SEC proposes FAST Act Modernization and Simplification of Regulation S-K

The SEC has now posted its release regarding FAST Act Modernization and Simplification of Regulation S-K, which proposes amendments to rules and forms based primarily on the staff’s recommendations in its Report to Congress on Modernization and Simplification of Regulation S-K (required by the FAST Act).  (See this PubCo post.) That Report, in turn, was premised on the review that the SEC conducted as part of its Disclosure Effectiveness Initiative and the related Concept Release, which addressed a broader range of potential changes.  (See this PubCo post and this PubCo post.)  A new approach to confidential treatment, not addressed in the Report, is also proposed.  As indicated by the title, the proposed amendments are intended to modernize and simplify a number of disclosure requirements in Reg S-K, and related rules and forms, in a way that reduces the compliance and cost burdens on companies while continuing to provide effective disclosure for investors, including improvements designed to make the disclosures more readable, less repetitive and more easily navigable.

Results of ISS global survey reveal strong opinions on board gender diversity and mixed views on multi-class capital structures, share buybacks and virtual annual meetings

ISS recently released the results of its 2017-2018 global policy survey. The respondents, mostly from the U.S., included 131 investors, 382 corporate issuers, 46 consultants/advisors, 28 corporate directors and 13 organizations that represent or provide services to issuers. Highlights of the survey are summarized below:

In Senate testimony, SEC Chair offers insights into his thinking on a variety of issues before the SEC
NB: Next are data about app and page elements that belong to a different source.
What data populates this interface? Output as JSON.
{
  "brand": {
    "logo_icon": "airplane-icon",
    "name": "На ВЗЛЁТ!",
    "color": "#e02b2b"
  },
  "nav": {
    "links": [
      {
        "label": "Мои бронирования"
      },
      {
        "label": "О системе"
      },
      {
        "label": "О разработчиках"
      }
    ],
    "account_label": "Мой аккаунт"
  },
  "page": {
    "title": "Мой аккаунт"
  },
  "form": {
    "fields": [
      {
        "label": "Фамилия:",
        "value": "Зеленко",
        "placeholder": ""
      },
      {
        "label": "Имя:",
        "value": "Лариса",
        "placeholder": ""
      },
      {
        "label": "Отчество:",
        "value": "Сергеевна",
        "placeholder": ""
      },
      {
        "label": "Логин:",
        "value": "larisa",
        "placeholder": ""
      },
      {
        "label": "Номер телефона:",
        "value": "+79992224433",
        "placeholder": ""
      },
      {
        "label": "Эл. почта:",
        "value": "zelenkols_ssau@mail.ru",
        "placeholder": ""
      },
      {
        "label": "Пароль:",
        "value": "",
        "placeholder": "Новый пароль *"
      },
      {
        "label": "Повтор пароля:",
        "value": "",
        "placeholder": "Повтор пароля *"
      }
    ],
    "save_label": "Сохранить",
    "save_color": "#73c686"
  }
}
In testimony last week before the Senate Committee on Banking, Housing and Urban Affairs, SEC Chair Jay Clayton gave us some insight into his thinking about a number of  issues, including cybersecurity at the SEC, cybersecurity disclosure, the regulatory agenda, disclosure effectiveness, the shareholder proposal process, climate change disclosure, conflict minerals, compulsory arbitration provisions, stock buybacks, the decline in IPOs and overregulation (including some interesting sparring with Senator Warren). Whether any of the topics identified as problematic result in actual rulemaking—particularly in an administration with a deregulatory focus—is an open question.